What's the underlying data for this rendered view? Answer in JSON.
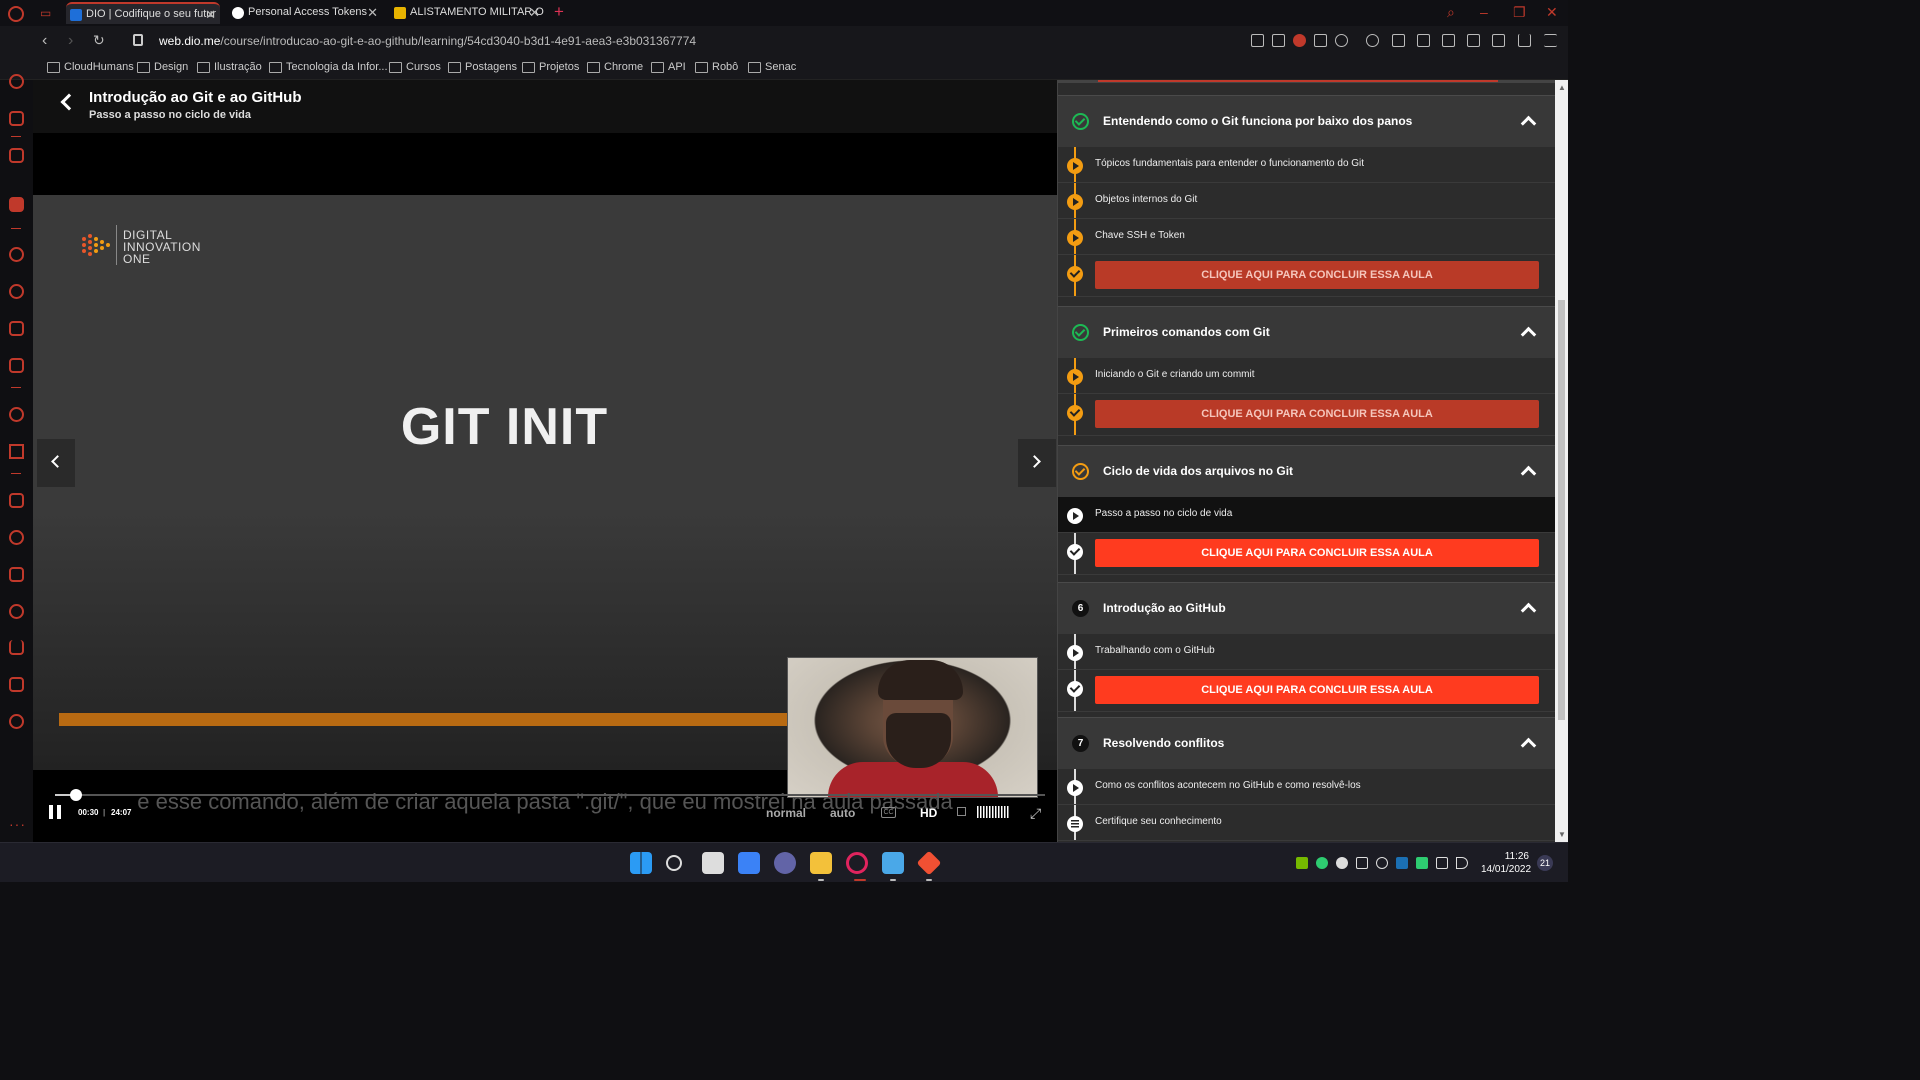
{
  "browser": {
    "tabs": [
      {
        "label": "DIO | Codifique o seu futur",
        "active": true,
        "favicon_color": "#1e6fd9"
      },
      {
        "label": "Personal Access Tokens",
        "active": false,
        "favicon_color": "#ffffff"
      },
      {
        "label": "ALISTAMENTO MILITAR ON",
        "active": false,
        "favicon_color": "#e8b400"
      }
    ],
    "url_domain": "web.dio.me",
    "url_path": "/course/introducao-ao-git-e-ao-github/learning/54cd3040-b3d1-4e91-aea3-e3b031367774",
    "bookmarks": [
      "CloudHumans",
      "Design",
      "Ilustração",
      "Tecnologia da Infor...",
      "Cursos",
      "Postagens",
      "Projetos",
      "Chrome",
      "API",
      "Robô",
      "Senac"
    ]
  },
  "header": {
    "course_title": "Introdução ao Git e ao GitHub",
    "lesson_subtitle": "Passo a passo no ciclo de vida"
  },
  "video": {
    "brand_lines": [
      "DIGITAL",
      "INNOVATION",
      "ONE"
    ],
    "slide_text": "GIT INIT",
    "caption": "e esse comando, além de criar aquela pasta \".git/\", que eu mostrei na aula passada",
    "current_time": "00:30",
    "separator": "|",
    "duration": "24:07",
    "speed": "normal",
    "quality_mode": "auto",
    "cc": "CC",
    "hd": "HD",
    "progress_fraction": 0.021
  },
  "panel": {
    "sections": [
      {
        "status": "completed",
        "title": "Entendendo como o Git funciona por baixo dos panos",
        "lessons": [
          "Tópicos fundamentais para entender o funcionamento do Git",
          "Objetos internos do Git",
          "Chave SSH e Token"
        ],
        "button": "CLIQUE AQUI PARA CONCLUIR ESSA AULA"
      },
      {
        "status": "completed",
        "title": "Primeiros comandos com Git",
        "lessons": [
          "Iniciando o Git e criando um commit"
        ],
        "button": "CLIQUE AQUI PARA CONCLUIR ESSA AULA"
      },
      {
        "status": "in-progress",
        "title": "Ciclo de vida dos arquivos no Git",
        "lessons": [
          "Passo a passo no ciclo de vida"
        ],
        "button": "CLIQUE AQUI PARA CONCLUIR ESSA AULA"
      },
      {
        "status": "pending",
        "number": "6",
        "title": "Introdução ao GitHub",
        "lessons": [
          "Trabalhando com o GitHub"
        ],
        "button": "CLIQUE AQUI PARA CONCLUIR ESSA AULA"
      },
      {
        "status": "pending",
        "number": "7",
        "title": "Resolvendo conflitos",
        "lessons": [
          "Como os conflitos acontecem no GitHub e como resolvê-los"
        ],
        "quiz": "Certifique seu conhecimento"
      }
    ]
  },
  "taskbar": {
    "time": "11:26",
    "date": "14/01/2022",
    "notifications": "21"
  },
  "colors": {
    "accent": "#c0392b",
    "progress_orange": "#f39c12",
    "button_red": "#ff3b1f",
    "completed_green": "#1db954"
  }
}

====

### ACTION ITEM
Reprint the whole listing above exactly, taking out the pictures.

### ANSWER FOR THIS EXERCISE
What's the underlying data for this rendered view? Answer in JSON.
{
  "browser": {
    "tabs": [
      {
        "label": "DIO | Codifique o seu futur",
        "active": true,
        "favicon_color": "#1e6fd9"
      },
      {
        "label": "Personal Access Tokens",
        "active": false,
        "favicon_color": "#ffffff"
      },
      {
        "label": "ALISTAMENTO MILITAR ON",
        "active": false,
        "favicon_color": "#e8b400"
      }
    ],
    "url_domain": "web.dio.me",
    "url_path": "/course/introducao-ao-git-e-ao-github/learning/54cd3040-b3d1-4e91-aea3-e3b031367774",
    "bookmarks": [
      "CloudHumans",
      "Design",
      "Ilustração",
      "Tecnologia da Infor...",
      "Cursos",
      "Postagens",
      "Projetos",
      "Chrome",
      "API",
      "Robô",
      "Senac"
    ]
  },
  "header": {
    "course_title": "Introdução ao Git e ao GitHub",
    "lesson_subtitle": "Passo a passo no ciclo de vida"
  },
  "video": {
    "brand_lines": [
      "DIGITAL",
      "INNOVATION",
      "ONE"
    ],
    "slide_text": "GIT INIT",
    "caption": "e esse comando, além de criar aquela pasta \".git/\", que eu mostrei na aula passada",
    "current_time": "00:30",
    "separator": "|",
    "duration": "24:07",
    "speed": "normal",
    "quality_mode": "auto",
    "cc": "CC",
    "hd": "HD",
    "progress_fraction": 0.021
  },
  "panel": {
    "sections": [
      {
        "status": "completed",
        "title": "Entendendo como o Git funciona por baixo dos panos",
        "lessons": [
          "Tópicos fundamentais para entender o funcionamento do Git",
          "Objetos internos do Git",
          "Chave SSH e Token"
        ],
        "button": "CLIQUE AQUI PARA CONCLUIR ESSA AULA"
      },
      {
        "status": "completed",
        "title": "Primeiros comandos com Git",
        "lessons": [
          "Iniciando o Git e criando um commit"
        ],
        "button": "CLIQUE AQUI PARA CONCLUIR ESSA AULA"
      },
      {
        "status": "in-progress",
        "title": "Ciclo de vida dos arquivos no Git",
        "lessons": [
          "Passo a passo no ciclo de vida"
        ],
        "button": "CLIQUE AQUI PARA CONCLUIR ESSA AULA"
      },
      {
        "status": "pending",
        "number": "6",
        "title": "Introdução ao GitHub",
        "lessons": [
          "Trabalhando com o GitHub"
        ],
        "button": "CLIQUE AQUI PARA CONCLUIR ESSA AULA"
      },
      {
        "status": "pending",
        "number": "7",
        "title": "Resolvendo conflitos",
        "lessons": [
          "Como os conflitos acontecem no GitHub e como resolvê-los"
        ],
        "quiz": "Certifique seu conhecimento"
      }
    ]
  },
  "taskbar": {
    "time": "11:26",
    "date": "14/01/2022",
    "notifications": "21"
  },
  "colors": {
    "accent": "#c0392b",
    "progress_orange": "#f39c12",
    "button_red": "#ff3b1f",
    "completed_green": "#1db954"
  }
}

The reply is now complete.